Look at the description of Euler angles (especially the diagrams) in any mechanics book (Marion, Goldstein, Landau), or look here

You can see clearly why 3 angles are required to rotate a 3D coordinate basis.

EDIT: What happened to the link? It showed up in the preview...
Well, here it is in text:
http://mathworld.wolfram.com/EulerAngles.html

D H said:
This is still a non sequitur. You are correct in the sense that it does indeed take two parameters to describe the rotation of a single vector in 3 space. However, a transformation matrix (or a rotation matix) describes the transformation (or rotation) of an entire space, not just one vector.

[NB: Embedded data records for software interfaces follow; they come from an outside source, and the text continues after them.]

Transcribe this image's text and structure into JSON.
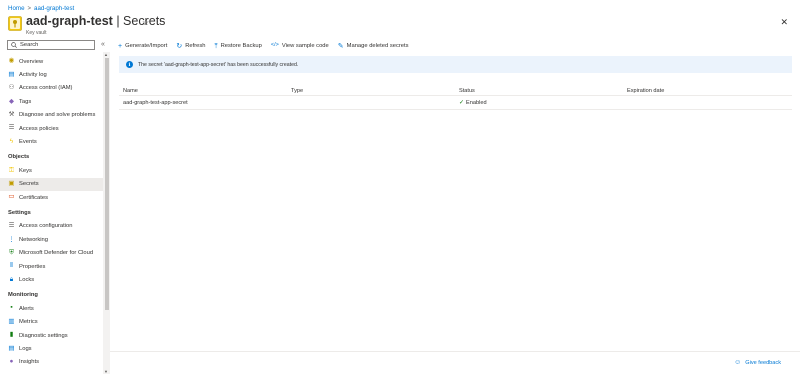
{
  "breadcrumb": {
    "home": "Home",
    "separator": ">",
    "current": "aad-graph-test"
  },
  "header": {
    "resource_name": "aad-graph-test",
    "divider": "|",
    "page_name": "Secrets",
    "subtitle": "Key vault"
  },
  "sidebar": {
    "search_placeholder": "Search",
    "items": [
      {
        "label": "Overview",
        "icon": "overview-icon"
      },
      {
        "label": "Activity log",
        "icon": "activity-log-icon"
      },
      {
        "label": "Access control (IAM)",
        "icon": "iam-icon"
      },
      {
        "label": "Tags",
        "icon": "tag-icon"
      },
      {
        "label": "Diagnose and solve problems",
        "icon": "wrench-icon"
      },
      {
        "label": "Access policies",
        "icon": "list-icon"
      },
      {
        "label": "Events",
        "icon": "lightning-icon"
      }
    ],
    "objects_header": "Objects",
    "objects": [
      {
        "label": "Keys",
        "icon": "key-icon"
      },
      {
        "label": "Secrets",
        "icon": "secret-icon",
        "active": true
      },
      {
        "label": "Certificates",
        "icon": "certificate-icon"
      }
    ],
    "settings_header": "Settings",
    "settings": [
      {
        "label": "Access configuration",
        "icon": "list-icon"
      },
      {
        "label": "Networking",
        "icon": "network-icon"
      },
      {
        "label": "Microsoft Defender for Cloud",
        "icon": "shield-icon"
      },
      {
        "label": "Properties",
        "icon": "properties-icon"
      },
      {
        "label": "Locks",
        "icon": "lock-icon"
      }
    ],
    "monitoring_header": "Monitoring",
    "monitoring": [
      {
        "label": "Alerts",
        "icon": "alert-icon"
      },
      {
        "label": "Metrics",
        "icon": "metrics-icon"
      },
      {
        "label": "Diagnostic settings",
        "icon": "diagnostic-icon"
      },
      {
        "label": "Logs",
        "icon": "logs-icon"
      },
      {
        "label": "Insights",
        "icon": "insights-icon"
      }
    ]
  },
  "toolbar": {
    "generate_import": "Generate/Import",
    "refresh": "Refresh",
    "restore_backup": "Restore Backup",
    "view_sample_code": "View sample code",
    "manage_deleted": "Manage deleted secrets"
  },
  "notice": {
    "text": "The secret 'aad-graph-test-app-secret' has been successfully created."
  },
  "table": {
    "columns": [
      "Name",
      "Type",
      "Status",
      "Expiration date"
    ],
    "rows": [
      {
        "name": "aad-graph-test-app-secret",
        "type": "",
        "status": "Enabled",
        "expiration": ""
      }
    ]
  },
  "footer": {
    "feedback": "Give feedback"
  },
  "colors": {
    "accent": "#0078d4",
    "notice_bg": "#ebf3fc",
    "success": "#107c10"
  }
}
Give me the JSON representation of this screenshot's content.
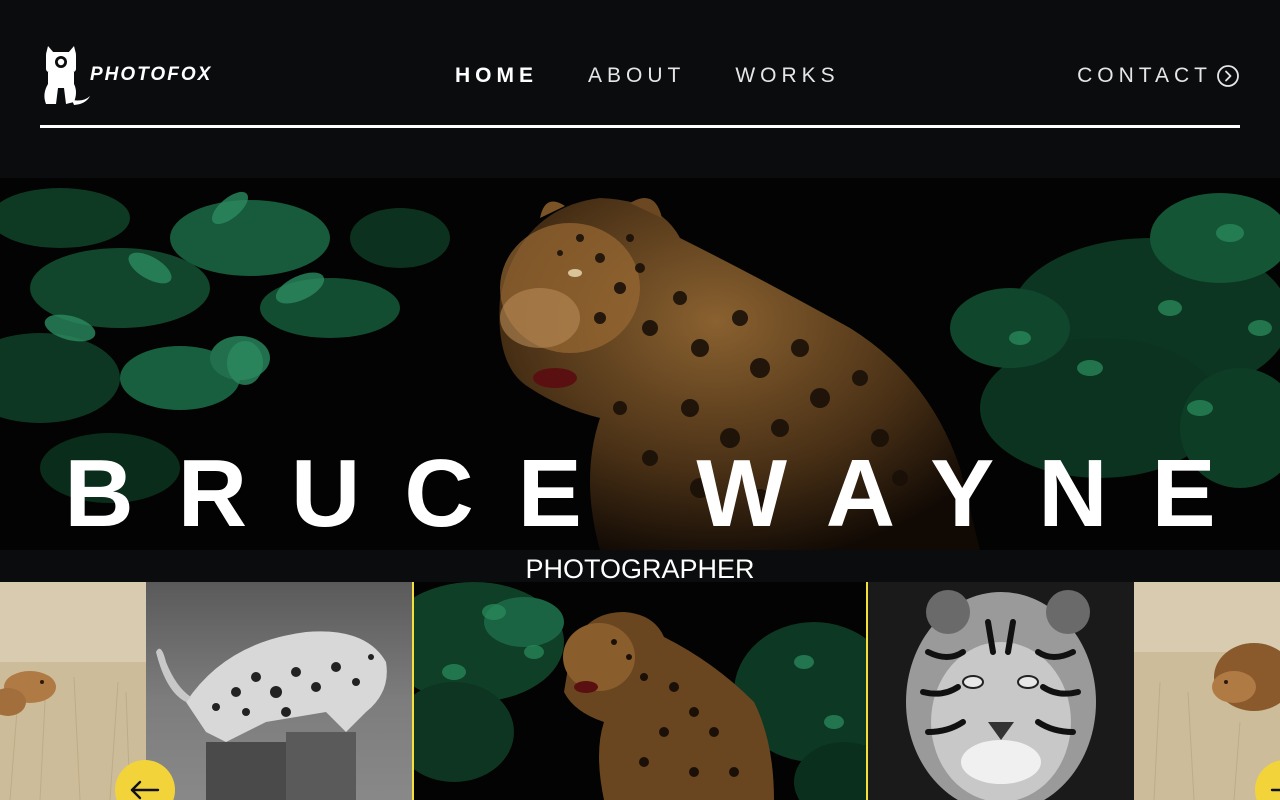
{
  "brand": {
    "name": "PHOTOFOX",
    "icon": "fox-camera-logo-icon"
  },
  "nav": {
    "items": [
      {
        "label": "HOME",
        "active": true
      },
      {
        "label": "ABOUT",
        "active": false
      },
      {
        "label": "WORKS",
        "active": false
      }
    ],
    "contact": {
      "label": "CONTACT",
      "icon": "circle-chevron-right-icon"
    }
  },
  "hero": {
    "title": "BRUCE WAYNE",
    "subtitle": "PHOTOGRAPHER",
    "image": "jaguar-in-jungle-photo"
  },
  "carousel": {
    "slides": [
      {
        "image": "lioness-in-grass-photo",
        "active": false
      },
      {
        "image": "leopard-on-stump-bw-photo",
        "active": false
      },
      {
        "image": "jaguar-in-jungle-photo",
        "active": true
      },
      {
        "image": "tiger-portrait-bw-photo",
        "active": false
      },
      {
        "image": "lion-in-grass-photo",
        "active": false
      }
    ],
    "prev_icon": "arrow-left-icon",
    "next_icon": "arrow-right-icon"
  },
  "colors": {
    "background": "#0b0c0e",
    "accent": "#f2d43a",
    "text": "#ffffff"
  }
}
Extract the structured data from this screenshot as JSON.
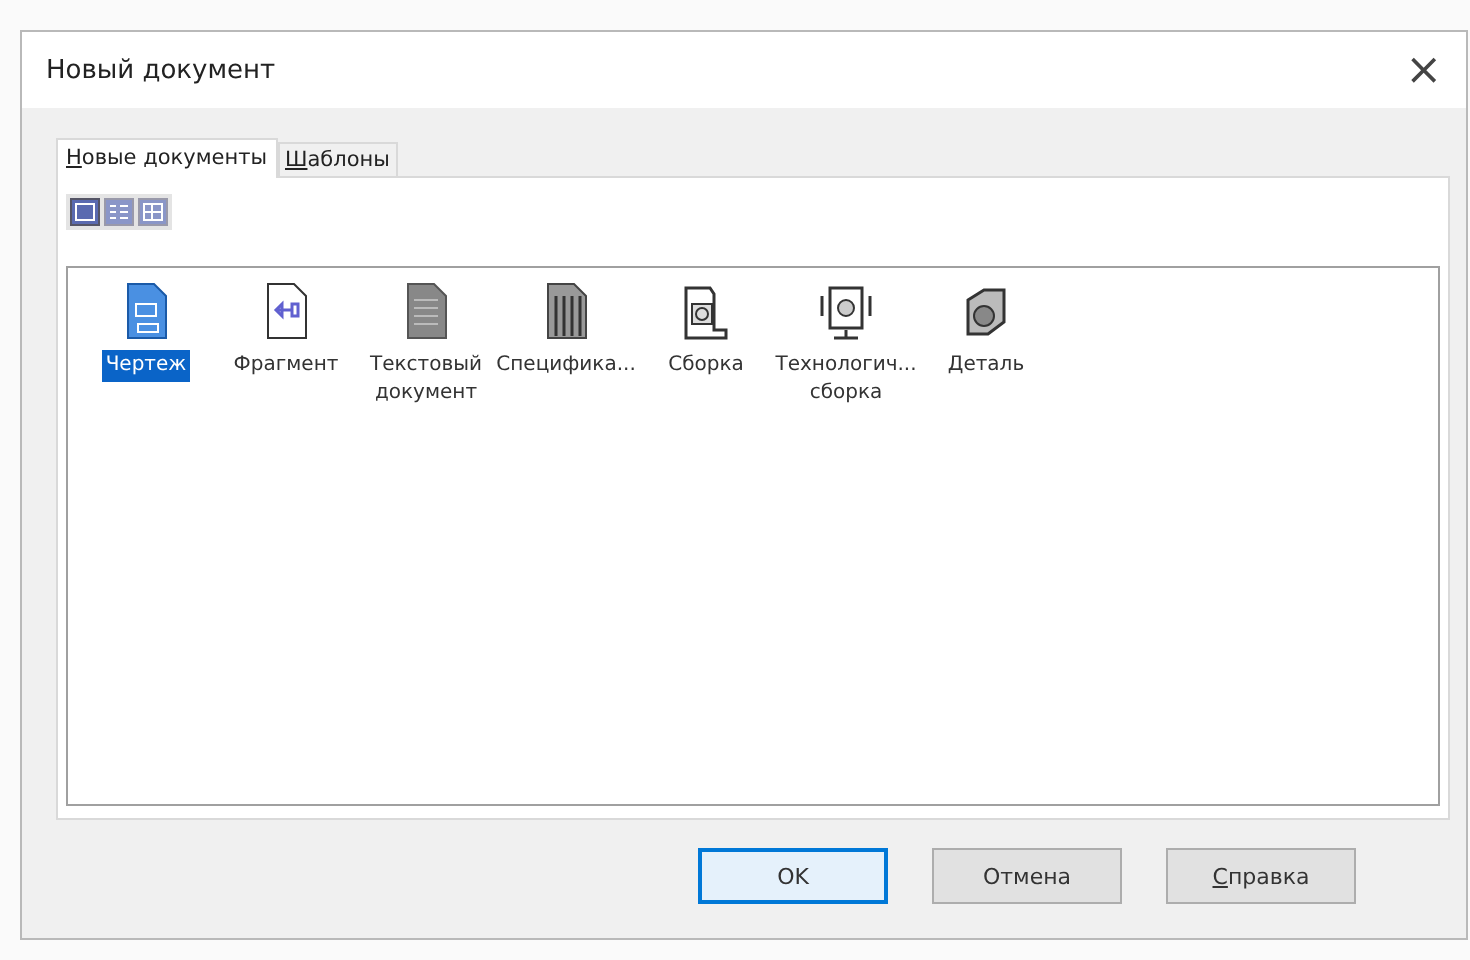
{
  "window": {
    "title": "Новый документ",
    "close": "×"
  },
  "tabs": [
    {
      "label": "Новые документы",
      "selected": true,
      "underline_first": true
    },
    {
      "label": "Шаблоны",
      "selected": false,
      "underline_first": true
    }
  ],
  "view_buttons": [
    {
      "kind": "large",
      "selected": true
    },
    {
      "kind": "list",
      "selected": false
    },
    {
      "kind": "details",
      "selected": false
    }
  ],
  "items": [
    {
      "kind": "drawing",
      "label": "Чертеж",
      "selected": true
    },
    {
      "kind": "fragment",
      "label": "Фрагмент",
      "selected": false
    },
    {
      "kind": "text",
      "label": "Текстовый документ",
      "selected": false
    },
    {
      "kind": "spec",
      "label": "Специфика...",
      "selected": false
    },
    {
      "kind": "assembly",
      "label": "Сборка",
      "selected": false
    },
    {
      "kind": "tech",
      "label": "Технологич... сборка",
      "selected": false
    },
    {
      "kind": "part",
      "label": "Деталь",
      "selected": false
    }
  ],
  "buttons": [
    {
      "label": "OK",
      "default": true,
      "underline_first": false
    },
    {
      "label": "Отмена",
      "default": false,
      "underline_first": false
    },
    {
      "label": "Справка",
      "default": false,
      "underline_first": true
    }
  ]
}
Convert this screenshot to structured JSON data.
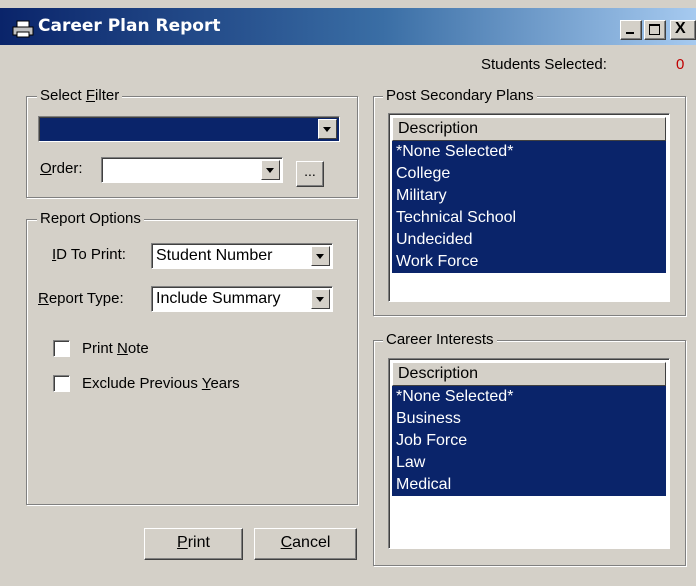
{
  "window": {
    "title": "Career Plan Report",
    "minimize": "_",
    "maximize": "□",
    "close": "X"
  },
  "students_selected": {
    "label": "Students Selected:",
    "count": "0"
  },
  "select_filter": {
    "group_label_pre": "Select ",
    "group_label_u": "F",
    "group_label_post": "ilter",
    "filter_value": "",
    "order_label_u": "O",
    "order_label_post": "rder:",
    "order_value": "",
    "ellipsis": "..."
  },
  "report_options": {
    "group_label": "Report Options",
    "id_label_u": "I",
    "id_label_post": "D To Print:",
    "id_value": "Student Number",
    "type_label_u": "R",
    "type_label_post": "eport Type:",
    "type_value": "Include Summary",
    "print_note_pre": "Print ",
    "print_note_u": "N",
    "print_note_post": "ote",
    "exclude_pre": "Exclude Previous ",
    "exclude_u": "Y",
    "exclude_post": "ears"
  },
  "buttons": {
    "print_u": "P",
    "print_post": "rint",
    "cancel_u": "C",
    "cancel_post": "ancel"
  },
  "post_secondary": {
    "group_label": "Post Secondary Plans",
    "header": "Description",
    "items": [
      "*None Selected*",
      "College",
      "Military",
      "Technical School",
      "Undecided",
      "Work Force"
    ]
  },
  "career_interests": {
    "group_label": "Career Interests",
    "header": "Description",
    "items": [
      "*None Selected*",
      "Business",
      "Job Force",
      "Law",
      "Medical"
    ]
  }
}
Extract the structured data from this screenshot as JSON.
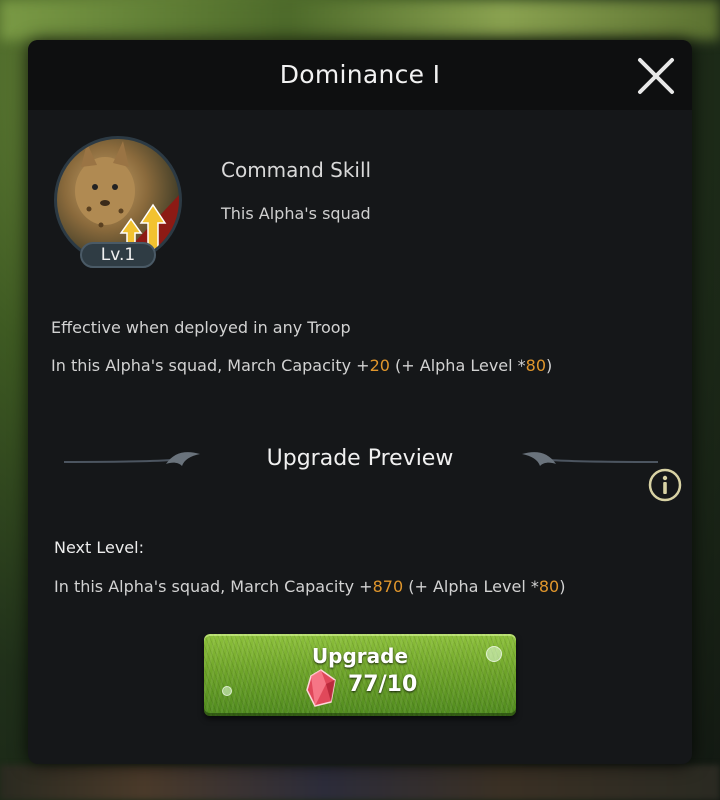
{
  "dialog": {
    "title": "Dominance I"
  },
  "skill": {
    "level_badge": "Lv.1",
    "name": "Command Skill",
    "target": "This Alpha's squad",
    "effective_note": "Effective when deployed in any Troop",
    "current_effect": {
      "prefix": "In this Alpha's squad, March Capacity +",
      "base_value": "20",
      "middle": " (+ Alpha Level *",
      "multiplier": "80",
      "suffix": ")"
    }
  },
  "upgrade_preview": {
    "title": "Upgrade Preview",
    "next_level_label": "Next Level:",
    "next_effect": {
      "prefix": "In this Alpha's squad, March Capacity +",
      "base_value": "870",
      "middle": " (+ Alpha Level *",
      "multiplier": "80",
      "suffix": ")"
    }
  },
  "upgrade_button": {
    "label": "Upgrade",
    "cost": "77/10",
    "cost_icon": "red-gem-icon"
  },
  "colors": {
    "highlight": "#e0962c",
    "panel": "#151719",
    "button_green": "#6fa52a"
  },
  "icons": [
    "close-icon",
    "info-icon",
    "skill-portrait-serval",
    "arrow-up-icon",
    "red-gem-icon"
  ]
}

It does take just 2 independent parameters to describe the rotation of a single vector in three space. This means that it takes 2 independent parameters to describe the rotation of a plane (sans coordinates on the plane) in three space. Rotating a normal to the plane will do it. However, this does not give the requisite information for a coordinate transform in three space. The rotated plane needs to be rotated about its normal. Thus, three rotations are required: Two to properly orient a reference plane, and one more to properly align the reference plane.

Finally, a ray of light! I think I see this now. The rotational matrix does not describe the rotation of one specific vector, but the entire vector space, which introduces an extra DoF. Right? Thanks a lot. It feels great when the necker cube suddenly falls into place.

Molu

## What is a determinant?

A determinant is a mathematical value that can be calculated for a square matrix. It represents the scaling factor of the matrix and is used to solve systems of linear equations and determine the invertibility of a matrix.

## How is the determinant of a rotation matrix calculated?

The determinant of a 2x2 rotation matrix can be calculated by taking the product of the elements on the main diagonal (top left to bottom right) and subtracting the product of the elements on the other diagonal. For larger rotation matrices, the determinant can be calculated using the Laplace expansion method or by using a computer algorithm.

## What does the determinant of a rotation matrix represent?

The determinant of a rotation matrix represents the scaling factor of the matrix, which determines the effect of the rotation on the area and volume of a shape. For a 2D rotation matrix, the determinant is always equal to 1, indicating that the rotation does not change the area of a shape. In 3D, the determinant can be equal to 1, -1, or 0, which respectively represent no change in volume, a reversal of orientation, or a collapse of dimensionality.

## How does the determinant affect the properties of a rotation matrix?

The determinant of a rotation matrix affects its properties in several ways. The determinant determines whether the matrix is invertible, with a non-zero determinant indicating invertibility. It also determines the orientation of a shape after rotation, with a positive determinant indicating a counterclockwise rotation and a negative determinant indicating a clockwise rotation. Additionally, the determinant affects the scaling of a shape after rotation, with a determinant of 1 indicating no scaling and a determinant of -1 indicating a reflection.

## Can the determinant of a rotation matrix be negative?

Yes, the determinant of a rotation matrix can be negative. This occurs when the rotation causes a reversal of orientation, such as in a 3D rotation that flips an object over. In 2D, the determinant of a rotation matrix is always positive, but in 3D it can be either positive or negative depending on the direction of rotation.